INTELWIRE is a web site edited by J.M. Berger. a researcher, analyst and consultant covering extremism, with a special focus on extremist activities in the U.S. and extremist use of social media. He is a non-resident fellow with the Brookings Institution, Project on U.S. Relations with the Islamic World, and author of the critically acclaimed Jihad Joe: Americans Who Go to War in the Name of Islam, the only definitive history of the U.S. jihadist movement, and co-author of ISIS: The State of Terror with Jessica Stern.


Newest posts!

Some thoughts on "gamification": Where the loser t...

A Conversation About Jihad With Controversial Prea...
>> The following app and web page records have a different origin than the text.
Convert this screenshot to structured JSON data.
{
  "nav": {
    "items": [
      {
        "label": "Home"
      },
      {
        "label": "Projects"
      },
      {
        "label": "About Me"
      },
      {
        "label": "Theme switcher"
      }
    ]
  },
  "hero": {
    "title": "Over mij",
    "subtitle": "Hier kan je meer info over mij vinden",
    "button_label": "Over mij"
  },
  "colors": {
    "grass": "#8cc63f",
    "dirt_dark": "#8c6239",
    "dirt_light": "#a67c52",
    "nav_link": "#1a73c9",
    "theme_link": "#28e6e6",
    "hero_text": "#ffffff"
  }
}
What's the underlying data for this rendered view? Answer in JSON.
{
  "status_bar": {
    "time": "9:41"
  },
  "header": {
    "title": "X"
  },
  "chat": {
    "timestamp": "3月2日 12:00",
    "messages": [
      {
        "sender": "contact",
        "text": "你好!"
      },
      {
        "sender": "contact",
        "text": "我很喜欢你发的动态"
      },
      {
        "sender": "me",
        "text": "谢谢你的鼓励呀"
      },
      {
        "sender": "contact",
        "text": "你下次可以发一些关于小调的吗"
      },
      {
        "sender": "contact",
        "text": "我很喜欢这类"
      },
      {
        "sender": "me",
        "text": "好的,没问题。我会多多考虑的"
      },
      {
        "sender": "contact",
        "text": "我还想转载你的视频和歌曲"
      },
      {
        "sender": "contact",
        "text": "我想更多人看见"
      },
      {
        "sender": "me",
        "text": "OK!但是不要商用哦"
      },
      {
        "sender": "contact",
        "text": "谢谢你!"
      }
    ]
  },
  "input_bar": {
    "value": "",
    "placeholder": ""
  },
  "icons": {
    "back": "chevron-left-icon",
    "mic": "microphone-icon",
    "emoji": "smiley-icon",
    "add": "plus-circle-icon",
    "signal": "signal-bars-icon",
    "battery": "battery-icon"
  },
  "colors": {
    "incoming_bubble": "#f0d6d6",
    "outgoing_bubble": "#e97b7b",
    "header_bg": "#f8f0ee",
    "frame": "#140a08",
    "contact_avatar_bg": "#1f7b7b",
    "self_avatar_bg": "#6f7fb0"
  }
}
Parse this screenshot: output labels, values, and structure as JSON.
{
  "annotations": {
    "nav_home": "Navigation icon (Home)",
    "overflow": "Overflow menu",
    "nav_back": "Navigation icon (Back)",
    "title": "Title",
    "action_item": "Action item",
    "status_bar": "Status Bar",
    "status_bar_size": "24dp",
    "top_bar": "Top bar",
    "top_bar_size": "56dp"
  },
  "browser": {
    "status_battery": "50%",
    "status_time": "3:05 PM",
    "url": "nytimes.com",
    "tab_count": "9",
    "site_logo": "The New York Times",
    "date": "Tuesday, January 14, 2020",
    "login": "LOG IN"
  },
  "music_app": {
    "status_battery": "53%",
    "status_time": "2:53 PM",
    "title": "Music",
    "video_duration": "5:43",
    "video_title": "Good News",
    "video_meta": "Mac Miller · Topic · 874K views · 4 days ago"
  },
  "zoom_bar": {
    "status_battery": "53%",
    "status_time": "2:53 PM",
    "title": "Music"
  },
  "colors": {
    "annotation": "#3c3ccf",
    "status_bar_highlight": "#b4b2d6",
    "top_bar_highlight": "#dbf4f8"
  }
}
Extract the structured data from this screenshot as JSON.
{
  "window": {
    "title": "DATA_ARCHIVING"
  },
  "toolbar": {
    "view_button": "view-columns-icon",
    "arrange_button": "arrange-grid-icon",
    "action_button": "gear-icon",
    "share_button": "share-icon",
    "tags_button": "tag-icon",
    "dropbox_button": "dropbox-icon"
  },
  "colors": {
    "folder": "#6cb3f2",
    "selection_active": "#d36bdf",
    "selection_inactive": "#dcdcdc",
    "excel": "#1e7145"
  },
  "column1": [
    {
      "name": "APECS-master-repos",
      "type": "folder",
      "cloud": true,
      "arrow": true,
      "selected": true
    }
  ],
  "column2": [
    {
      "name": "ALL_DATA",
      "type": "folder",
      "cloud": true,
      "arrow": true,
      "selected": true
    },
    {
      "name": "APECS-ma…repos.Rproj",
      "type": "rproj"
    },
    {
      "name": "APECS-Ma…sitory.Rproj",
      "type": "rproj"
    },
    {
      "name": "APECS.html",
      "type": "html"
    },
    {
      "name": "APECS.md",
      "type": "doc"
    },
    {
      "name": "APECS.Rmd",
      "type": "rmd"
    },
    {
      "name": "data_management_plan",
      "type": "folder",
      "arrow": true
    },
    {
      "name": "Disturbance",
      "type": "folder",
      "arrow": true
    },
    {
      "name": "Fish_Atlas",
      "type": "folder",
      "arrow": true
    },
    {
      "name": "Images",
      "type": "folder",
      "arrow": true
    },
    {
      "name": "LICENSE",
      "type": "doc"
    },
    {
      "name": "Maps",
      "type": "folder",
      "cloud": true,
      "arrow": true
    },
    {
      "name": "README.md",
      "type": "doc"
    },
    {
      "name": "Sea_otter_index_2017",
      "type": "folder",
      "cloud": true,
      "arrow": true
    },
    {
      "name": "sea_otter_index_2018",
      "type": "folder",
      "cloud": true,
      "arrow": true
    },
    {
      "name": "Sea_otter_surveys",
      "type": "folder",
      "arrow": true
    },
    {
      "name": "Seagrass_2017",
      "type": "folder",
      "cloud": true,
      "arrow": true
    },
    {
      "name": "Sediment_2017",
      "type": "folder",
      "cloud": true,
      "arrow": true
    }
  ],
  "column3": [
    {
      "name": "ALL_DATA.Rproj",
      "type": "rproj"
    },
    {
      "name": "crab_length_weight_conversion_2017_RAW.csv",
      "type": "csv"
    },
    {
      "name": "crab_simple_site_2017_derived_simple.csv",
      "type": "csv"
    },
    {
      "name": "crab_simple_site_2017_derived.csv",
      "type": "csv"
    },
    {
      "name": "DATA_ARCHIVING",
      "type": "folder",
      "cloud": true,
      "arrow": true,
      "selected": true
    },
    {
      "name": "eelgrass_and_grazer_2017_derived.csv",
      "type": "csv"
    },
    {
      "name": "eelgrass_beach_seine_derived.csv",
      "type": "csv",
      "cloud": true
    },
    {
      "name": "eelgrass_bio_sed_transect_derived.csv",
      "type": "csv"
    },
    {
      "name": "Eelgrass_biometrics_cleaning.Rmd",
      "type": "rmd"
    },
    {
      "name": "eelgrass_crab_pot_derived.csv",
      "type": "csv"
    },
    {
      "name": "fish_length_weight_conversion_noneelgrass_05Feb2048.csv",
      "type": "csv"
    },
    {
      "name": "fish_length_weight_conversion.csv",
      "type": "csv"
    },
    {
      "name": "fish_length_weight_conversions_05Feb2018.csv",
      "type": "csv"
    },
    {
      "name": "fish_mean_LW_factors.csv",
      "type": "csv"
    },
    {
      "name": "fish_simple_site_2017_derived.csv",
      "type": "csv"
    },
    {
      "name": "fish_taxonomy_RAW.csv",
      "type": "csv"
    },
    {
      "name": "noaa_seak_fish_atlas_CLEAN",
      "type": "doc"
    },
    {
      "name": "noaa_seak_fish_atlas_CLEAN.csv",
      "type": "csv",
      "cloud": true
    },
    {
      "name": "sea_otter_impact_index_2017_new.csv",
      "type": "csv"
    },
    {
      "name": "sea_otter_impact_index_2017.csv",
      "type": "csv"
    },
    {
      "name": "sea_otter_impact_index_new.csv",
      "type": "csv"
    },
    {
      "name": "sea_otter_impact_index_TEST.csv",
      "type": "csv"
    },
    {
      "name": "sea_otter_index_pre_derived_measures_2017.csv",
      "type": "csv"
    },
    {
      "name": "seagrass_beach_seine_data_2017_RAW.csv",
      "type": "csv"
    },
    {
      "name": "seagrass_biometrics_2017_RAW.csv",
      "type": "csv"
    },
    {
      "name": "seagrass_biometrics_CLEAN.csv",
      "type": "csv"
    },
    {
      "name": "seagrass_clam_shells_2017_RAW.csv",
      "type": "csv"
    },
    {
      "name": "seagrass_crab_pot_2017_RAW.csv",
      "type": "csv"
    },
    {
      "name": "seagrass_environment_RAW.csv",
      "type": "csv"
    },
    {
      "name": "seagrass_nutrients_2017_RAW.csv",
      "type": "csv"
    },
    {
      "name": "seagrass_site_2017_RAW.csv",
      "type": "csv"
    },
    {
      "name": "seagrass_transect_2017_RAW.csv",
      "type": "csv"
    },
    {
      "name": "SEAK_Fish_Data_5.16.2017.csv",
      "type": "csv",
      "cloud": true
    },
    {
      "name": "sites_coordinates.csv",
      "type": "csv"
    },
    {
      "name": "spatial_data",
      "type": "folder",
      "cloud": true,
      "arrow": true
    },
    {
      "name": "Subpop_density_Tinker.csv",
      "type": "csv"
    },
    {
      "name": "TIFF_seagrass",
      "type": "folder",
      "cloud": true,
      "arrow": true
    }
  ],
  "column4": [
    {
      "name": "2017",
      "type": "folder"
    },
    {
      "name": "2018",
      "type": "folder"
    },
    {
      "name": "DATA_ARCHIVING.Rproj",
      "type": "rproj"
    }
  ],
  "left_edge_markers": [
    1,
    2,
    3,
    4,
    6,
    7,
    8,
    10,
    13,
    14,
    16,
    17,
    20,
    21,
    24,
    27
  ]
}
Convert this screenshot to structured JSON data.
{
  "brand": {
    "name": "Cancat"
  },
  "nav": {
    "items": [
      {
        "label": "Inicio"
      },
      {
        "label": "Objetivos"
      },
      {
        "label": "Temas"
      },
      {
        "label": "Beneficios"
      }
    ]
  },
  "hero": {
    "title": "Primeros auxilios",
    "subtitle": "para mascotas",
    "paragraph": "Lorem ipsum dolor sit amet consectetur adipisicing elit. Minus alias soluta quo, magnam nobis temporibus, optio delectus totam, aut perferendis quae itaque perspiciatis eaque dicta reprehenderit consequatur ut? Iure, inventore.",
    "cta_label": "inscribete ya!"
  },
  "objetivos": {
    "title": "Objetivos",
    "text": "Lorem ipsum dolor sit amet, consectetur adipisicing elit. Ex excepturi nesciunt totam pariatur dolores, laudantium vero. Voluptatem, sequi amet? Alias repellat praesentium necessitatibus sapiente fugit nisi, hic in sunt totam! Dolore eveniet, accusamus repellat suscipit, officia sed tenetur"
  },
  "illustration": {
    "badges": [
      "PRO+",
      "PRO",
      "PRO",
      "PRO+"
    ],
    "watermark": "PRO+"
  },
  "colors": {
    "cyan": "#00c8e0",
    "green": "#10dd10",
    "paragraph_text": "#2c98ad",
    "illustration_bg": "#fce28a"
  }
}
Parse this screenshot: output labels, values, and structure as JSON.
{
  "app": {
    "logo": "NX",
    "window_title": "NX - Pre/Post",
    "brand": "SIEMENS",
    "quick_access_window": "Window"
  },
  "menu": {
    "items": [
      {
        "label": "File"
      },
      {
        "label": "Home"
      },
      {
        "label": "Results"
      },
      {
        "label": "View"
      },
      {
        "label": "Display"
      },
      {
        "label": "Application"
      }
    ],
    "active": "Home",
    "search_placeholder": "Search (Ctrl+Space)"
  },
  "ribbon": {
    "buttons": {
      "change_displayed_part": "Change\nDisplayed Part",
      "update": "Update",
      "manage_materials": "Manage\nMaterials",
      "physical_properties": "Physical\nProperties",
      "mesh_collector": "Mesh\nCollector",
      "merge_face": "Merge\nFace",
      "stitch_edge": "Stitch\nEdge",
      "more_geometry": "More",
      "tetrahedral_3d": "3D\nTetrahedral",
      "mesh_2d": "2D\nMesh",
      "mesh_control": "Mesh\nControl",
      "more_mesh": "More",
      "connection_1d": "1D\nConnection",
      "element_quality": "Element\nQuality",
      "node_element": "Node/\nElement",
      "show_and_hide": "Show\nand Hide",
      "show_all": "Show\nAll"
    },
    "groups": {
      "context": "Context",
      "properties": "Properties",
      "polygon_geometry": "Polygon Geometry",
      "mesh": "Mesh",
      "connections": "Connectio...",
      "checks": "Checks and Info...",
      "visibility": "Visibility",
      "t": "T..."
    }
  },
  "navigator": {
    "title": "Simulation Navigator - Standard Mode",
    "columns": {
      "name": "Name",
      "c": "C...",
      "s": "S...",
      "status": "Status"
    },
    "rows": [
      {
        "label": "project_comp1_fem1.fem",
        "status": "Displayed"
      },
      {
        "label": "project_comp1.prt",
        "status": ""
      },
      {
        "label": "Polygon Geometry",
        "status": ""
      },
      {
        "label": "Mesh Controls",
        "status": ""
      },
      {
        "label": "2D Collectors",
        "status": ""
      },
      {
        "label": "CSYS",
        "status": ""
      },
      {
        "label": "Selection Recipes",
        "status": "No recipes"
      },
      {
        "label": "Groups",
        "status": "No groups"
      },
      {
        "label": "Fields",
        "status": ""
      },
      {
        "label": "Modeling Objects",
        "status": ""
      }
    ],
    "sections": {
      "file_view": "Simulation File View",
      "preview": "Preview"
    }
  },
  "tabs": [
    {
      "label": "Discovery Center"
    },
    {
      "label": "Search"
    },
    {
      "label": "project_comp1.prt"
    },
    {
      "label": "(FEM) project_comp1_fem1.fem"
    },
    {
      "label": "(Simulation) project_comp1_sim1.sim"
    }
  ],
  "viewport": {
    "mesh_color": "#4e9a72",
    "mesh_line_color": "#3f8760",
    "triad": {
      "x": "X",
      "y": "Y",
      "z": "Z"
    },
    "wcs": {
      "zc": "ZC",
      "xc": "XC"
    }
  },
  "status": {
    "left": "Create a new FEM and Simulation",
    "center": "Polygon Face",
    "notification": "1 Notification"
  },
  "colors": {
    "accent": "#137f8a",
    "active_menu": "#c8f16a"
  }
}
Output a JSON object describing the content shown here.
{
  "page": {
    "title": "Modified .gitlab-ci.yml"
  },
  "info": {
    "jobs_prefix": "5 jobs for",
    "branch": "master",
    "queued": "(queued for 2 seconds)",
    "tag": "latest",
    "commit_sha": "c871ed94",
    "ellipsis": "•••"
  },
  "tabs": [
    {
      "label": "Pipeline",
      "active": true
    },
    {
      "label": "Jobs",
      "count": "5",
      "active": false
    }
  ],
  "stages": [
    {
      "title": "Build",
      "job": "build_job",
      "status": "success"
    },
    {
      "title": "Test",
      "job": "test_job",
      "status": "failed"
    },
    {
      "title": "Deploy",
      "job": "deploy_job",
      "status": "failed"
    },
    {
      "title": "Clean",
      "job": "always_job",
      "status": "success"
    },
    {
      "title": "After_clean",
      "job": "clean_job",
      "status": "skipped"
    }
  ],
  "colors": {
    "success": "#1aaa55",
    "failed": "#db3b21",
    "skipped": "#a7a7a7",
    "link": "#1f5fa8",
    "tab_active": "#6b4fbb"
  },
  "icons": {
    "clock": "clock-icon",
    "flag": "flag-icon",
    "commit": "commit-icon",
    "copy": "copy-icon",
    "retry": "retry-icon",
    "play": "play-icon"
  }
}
State Department Put 'Political Pressure' On FBI T...

Publisher's Weekly: J.M. Berger's "Jihad Joe" Is "...

USA v. Khalid Shaikh Mohammed et al.: The Trial Th...

Inspire's Ode to the Not-So-Lone Wolves

Just Days After OKC Bombing, Informant Named Two K...

New Issue of Al Qaeda's Inspire Magazine Aims For ...

September 11 Stock Footage Box

Top Stories, Tuesday, March 22


New York Pipe Bomb Suspect Linked to Revolution Muslim

The Utility of Lone Wolves

Interview with Online Jihadist Abu Suleiman Al Nasser

A Way Forward for CVE: The Five Ds

How Terrorists Use The Internet: Just Like You

PATCON: The FBI's Secret War on the Militia Movement

Interview About Jihad With Controversial Cleric Bilal Philips

Forgeries on the Jihadist Forums

U.S. Gave Millions To Charity Linked To Al Qaeda, Anwar Awlaki

State Department Secretly Met With Followers of Blind Sheikh

State Department Put 'Political Pressure' On FBI To Deport Brother-in-Law Of Osama Bin Laden In 1995

FBI Records Reveal Details Of Nixon-Era Racial Profiling Program Targeting Arabs

Gaza Flotilla Official Was Foreign Fighter in Bosnia War

U.S. Had 'High Confidence' Of UBL Attack In June 2001

Behind the Handshake: The Rumsfeld-Saddam Meeting